■ Directions for this task: Check each line of the material, and show the ones that include the word "JSON".

■ Supplied records:
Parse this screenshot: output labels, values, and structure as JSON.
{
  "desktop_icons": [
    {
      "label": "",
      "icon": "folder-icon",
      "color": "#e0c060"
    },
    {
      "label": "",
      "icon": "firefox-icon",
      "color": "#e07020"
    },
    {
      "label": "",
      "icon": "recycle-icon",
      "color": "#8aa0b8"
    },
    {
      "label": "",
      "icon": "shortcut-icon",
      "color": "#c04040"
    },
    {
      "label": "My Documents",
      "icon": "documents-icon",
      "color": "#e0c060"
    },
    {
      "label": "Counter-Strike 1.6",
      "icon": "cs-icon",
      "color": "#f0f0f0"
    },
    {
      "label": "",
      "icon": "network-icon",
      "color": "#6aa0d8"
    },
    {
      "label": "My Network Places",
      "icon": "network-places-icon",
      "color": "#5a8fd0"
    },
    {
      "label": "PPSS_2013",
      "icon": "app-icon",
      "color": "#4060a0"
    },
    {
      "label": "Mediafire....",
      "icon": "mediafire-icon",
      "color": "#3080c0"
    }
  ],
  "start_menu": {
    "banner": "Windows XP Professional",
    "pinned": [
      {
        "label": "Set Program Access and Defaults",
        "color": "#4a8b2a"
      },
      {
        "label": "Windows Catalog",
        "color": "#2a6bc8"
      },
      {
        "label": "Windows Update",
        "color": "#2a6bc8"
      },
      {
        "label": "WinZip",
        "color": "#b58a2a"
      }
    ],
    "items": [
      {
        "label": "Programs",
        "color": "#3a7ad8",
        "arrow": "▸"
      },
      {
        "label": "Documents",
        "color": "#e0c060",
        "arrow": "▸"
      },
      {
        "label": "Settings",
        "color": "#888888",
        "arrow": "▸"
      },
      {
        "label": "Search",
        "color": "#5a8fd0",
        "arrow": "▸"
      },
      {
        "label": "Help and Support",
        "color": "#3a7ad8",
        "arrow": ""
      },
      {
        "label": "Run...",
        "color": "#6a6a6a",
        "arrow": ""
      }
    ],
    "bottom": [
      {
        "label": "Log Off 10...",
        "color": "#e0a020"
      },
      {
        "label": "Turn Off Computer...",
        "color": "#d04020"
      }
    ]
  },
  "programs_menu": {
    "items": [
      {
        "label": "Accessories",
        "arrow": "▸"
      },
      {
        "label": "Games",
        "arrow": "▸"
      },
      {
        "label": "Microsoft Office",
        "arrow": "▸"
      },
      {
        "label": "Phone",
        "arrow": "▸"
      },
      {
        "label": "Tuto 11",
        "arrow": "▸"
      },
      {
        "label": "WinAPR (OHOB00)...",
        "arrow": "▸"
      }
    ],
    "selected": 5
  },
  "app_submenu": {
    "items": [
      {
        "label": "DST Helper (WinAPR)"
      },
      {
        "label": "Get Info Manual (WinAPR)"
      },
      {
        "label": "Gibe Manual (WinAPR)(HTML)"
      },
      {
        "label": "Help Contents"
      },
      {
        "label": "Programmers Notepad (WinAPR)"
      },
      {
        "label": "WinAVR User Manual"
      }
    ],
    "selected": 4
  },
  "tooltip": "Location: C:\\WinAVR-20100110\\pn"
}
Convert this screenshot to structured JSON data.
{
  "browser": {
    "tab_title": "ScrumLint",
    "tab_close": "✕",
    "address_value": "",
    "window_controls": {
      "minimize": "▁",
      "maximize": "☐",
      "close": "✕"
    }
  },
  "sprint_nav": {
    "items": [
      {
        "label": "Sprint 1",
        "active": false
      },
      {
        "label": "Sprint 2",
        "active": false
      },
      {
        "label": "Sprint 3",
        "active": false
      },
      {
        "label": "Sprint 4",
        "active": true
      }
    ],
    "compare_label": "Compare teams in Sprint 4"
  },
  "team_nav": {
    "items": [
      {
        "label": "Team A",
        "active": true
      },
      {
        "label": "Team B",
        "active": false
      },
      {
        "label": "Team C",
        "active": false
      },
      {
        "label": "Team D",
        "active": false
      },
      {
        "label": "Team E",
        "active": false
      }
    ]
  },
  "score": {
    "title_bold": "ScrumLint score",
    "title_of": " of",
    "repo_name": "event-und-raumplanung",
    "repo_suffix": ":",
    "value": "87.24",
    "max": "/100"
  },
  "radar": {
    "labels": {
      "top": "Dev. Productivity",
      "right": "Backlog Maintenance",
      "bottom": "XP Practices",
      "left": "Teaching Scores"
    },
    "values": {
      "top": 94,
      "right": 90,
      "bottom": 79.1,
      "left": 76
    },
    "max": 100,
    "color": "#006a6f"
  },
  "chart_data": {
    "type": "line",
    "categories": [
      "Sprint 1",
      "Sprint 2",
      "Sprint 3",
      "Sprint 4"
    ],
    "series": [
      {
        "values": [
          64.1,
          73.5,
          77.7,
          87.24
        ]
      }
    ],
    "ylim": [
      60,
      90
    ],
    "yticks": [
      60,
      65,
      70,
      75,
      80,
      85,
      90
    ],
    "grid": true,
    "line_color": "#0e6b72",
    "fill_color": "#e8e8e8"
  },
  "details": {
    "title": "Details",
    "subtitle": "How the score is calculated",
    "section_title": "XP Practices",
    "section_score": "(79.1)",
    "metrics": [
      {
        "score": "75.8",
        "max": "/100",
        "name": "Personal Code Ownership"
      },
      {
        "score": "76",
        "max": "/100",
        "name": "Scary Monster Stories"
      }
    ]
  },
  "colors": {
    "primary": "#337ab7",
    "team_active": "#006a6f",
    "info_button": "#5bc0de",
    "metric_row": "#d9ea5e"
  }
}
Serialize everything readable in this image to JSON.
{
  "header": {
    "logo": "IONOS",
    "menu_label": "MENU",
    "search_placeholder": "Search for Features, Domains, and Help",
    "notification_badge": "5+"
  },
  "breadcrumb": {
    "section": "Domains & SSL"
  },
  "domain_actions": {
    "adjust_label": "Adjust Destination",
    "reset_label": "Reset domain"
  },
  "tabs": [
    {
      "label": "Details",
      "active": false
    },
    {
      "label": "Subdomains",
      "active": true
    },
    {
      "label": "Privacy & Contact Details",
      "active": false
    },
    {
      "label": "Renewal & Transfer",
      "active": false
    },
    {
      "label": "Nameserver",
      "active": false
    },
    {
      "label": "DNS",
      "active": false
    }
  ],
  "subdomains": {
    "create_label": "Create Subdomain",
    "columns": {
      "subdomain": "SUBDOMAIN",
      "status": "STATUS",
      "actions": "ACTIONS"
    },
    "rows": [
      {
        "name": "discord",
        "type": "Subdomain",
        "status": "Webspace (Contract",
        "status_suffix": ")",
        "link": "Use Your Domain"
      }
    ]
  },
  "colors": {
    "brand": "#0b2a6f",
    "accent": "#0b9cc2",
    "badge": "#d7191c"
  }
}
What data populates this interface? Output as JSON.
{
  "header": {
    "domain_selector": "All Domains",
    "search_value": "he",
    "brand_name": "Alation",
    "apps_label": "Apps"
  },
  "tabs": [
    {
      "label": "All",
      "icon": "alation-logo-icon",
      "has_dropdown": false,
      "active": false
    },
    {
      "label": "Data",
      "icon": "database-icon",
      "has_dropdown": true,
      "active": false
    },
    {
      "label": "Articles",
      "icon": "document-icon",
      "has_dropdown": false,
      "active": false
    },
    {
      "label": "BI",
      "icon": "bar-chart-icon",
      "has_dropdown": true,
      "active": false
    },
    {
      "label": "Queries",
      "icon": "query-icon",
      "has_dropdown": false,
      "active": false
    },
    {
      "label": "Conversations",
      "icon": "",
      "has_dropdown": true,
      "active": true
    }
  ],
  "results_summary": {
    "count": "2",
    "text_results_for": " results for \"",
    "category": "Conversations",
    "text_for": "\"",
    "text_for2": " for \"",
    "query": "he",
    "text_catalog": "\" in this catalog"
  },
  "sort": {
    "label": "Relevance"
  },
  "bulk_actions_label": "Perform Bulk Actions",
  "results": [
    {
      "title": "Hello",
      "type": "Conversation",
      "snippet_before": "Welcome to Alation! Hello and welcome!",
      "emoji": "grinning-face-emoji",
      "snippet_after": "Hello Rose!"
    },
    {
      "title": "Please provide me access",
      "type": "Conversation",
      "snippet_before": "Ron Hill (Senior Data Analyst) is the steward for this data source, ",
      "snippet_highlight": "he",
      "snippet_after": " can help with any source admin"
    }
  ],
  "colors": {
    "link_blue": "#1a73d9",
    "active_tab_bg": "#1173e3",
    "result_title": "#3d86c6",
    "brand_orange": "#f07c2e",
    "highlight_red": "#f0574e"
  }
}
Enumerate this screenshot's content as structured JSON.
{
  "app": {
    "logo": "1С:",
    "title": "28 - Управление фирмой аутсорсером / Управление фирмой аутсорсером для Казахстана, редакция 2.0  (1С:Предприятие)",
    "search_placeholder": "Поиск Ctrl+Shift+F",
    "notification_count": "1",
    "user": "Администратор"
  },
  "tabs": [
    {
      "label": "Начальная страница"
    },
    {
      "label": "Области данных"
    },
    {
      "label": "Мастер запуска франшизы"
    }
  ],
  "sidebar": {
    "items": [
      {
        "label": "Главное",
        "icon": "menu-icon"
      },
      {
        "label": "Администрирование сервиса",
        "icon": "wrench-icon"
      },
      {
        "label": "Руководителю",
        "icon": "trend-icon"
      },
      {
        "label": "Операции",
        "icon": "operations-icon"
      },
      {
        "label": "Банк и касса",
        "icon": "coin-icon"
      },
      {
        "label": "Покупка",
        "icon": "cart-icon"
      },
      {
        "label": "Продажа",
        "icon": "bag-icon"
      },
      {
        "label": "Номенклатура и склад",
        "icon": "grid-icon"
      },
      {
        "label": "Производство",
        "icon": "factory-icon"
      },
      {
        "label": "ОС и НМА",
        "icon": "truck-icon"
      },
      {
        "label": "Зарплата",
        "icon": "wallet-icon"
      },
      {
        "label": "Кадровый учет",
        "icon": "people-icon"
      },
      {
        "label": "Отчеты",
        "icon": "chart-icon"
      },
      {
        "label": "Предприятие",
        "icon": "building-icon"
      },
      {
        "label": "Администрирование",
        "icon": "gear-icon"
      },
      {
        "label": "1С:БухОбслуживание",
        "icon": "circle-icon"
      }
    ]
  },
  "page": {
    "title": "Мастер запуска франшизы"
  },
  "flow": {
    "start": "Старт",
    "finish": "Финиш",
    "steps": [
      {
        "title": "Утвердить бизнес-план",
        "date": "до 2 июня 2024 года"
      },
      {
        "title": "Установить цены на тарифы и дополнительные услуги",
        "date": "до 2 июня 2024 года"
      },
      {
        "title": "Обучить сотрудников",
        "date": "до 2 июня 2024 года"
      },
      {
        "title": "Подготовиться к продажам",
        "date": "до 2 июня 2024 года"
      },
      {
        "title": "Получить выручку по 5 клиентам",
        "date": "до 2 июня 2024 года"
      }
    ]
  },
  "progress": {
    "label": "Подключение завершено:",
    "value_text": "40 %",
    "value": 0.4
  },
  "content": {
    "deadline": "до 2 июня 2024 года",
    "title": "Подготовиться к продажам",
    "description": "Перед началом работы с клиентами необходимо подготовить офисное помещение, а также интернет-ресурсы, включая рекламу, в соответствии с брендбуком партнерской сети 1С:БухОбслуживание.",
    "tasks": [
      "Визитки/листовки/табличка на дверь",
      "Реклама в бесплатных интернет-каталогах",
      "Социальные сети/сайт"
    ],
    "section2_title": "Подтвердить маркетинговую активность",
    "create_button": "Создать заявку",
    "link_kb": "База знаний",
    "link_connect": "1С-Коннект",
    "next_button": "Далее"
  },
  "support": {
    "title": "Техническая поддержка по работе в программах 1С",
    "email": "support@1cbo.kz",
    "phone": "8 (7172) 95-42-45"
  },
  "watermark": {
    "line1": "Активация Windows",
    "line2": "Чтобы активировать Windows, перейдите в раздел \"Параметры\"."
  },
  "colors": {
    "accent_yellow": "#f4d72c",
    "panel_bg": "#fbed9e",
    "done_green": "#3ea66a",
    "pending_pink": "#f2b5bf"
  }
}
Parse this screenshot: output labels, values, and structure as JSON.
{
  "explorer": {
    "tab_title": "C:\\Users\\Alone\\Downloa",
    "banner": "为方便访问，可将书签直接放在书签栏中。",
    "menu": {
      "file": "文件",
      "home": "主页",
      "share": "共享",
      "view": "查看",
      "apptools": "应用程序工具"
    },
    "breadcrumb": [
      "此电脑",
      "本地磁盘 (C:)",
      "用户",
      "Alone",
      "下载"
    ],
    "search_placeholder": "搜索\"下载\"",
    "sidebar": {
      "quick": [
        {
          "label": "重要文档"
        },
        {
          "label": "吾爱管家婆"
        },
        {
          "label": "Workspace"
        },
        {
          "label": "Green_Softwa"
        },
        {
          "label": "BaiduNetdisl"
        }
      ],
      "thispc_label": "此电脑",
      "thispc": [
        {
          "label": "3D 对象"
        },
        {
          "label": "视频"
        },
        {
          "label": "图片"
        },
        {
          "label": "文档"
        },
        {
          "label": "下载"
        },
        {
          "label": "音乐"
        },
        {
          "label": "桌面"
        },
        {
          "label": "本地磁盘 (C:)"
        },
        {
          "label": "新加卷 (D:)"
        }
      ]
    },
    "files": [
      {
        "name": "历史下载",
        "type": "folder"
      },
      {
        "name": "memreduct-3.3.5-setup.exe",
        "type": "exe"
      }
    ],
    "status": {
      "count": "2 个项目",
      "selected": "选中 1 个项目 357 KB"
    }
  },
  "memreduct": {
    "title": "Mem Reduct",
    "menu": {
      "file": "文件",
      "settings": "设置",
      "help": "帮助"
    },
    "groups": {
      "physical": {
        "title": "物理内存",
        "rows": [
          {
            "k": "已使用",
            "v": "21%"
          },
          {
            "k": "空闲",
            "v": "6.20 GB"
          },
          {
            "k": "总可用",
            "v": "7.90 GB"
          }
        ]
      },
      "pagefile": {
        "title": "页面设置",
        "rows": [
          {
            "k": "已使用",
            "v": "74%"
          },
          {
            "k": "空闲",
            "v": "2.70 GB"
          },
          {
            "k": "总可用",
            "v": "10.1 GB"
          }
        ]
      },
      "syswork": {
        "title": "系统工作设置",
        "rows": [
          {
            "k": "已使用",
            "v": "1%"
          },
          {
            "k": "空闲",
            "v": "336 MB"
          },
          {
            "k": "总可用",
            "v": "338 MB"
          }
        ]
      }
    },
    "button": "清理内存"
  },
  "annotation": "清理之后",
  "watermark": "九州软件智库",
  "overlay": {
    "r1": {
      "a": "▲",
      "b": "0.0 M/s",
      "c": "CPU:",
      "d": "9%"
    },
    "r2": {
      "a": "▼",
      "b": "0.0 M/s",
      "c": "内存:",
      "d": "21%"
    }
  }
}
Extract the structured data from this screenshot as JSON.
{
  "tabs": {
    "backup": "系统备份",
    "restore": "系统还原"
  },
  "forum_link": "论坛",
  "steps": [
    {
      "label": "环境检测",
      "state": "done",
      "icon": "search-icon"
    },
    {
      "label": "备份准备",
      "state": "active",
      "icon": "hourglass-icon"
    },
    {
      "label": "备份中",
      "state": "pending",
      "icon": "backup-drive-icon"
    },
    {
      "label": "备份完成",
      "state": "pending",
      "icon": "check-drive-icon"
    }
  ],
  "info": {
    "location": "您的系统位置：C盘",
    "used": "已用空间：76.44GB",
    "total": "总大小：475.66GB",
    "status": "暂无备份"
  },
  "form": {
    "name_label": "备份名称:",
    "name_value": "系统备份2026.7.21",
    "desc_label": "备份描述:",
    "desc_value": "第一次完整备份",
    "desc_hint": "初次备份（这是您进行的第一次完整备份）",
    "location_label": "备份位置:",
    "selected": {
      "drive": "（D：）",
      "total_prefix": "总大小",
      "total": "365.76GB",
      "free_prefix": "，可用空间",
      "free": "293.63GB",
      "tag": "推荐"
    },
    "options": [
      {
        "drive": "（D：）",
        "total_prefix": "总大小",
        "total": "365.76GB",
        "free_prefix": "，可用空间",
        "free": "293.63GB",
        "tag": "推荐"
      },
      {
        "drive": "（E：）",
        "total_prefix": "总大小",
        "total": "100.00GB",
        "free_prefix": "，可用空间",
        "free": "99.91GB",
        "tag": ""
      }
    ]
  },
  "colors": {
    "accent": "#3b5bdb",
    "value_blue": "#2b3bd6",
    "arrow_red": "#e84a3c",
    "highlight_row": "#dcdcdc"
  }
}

■ Reply:
Parse this screenshot: output labels, values, and structure as JSON.
Convert this screenshot to structured JSON data.
Serialize everything readable in this image to JSON.
What data populates this interface? Output as JSON.
Enumerate this screenshot's content as structured JSON.
Parse this screenshot: output labels, values, and structure as JSON.
Extract the structured data from this screenshot as JSON.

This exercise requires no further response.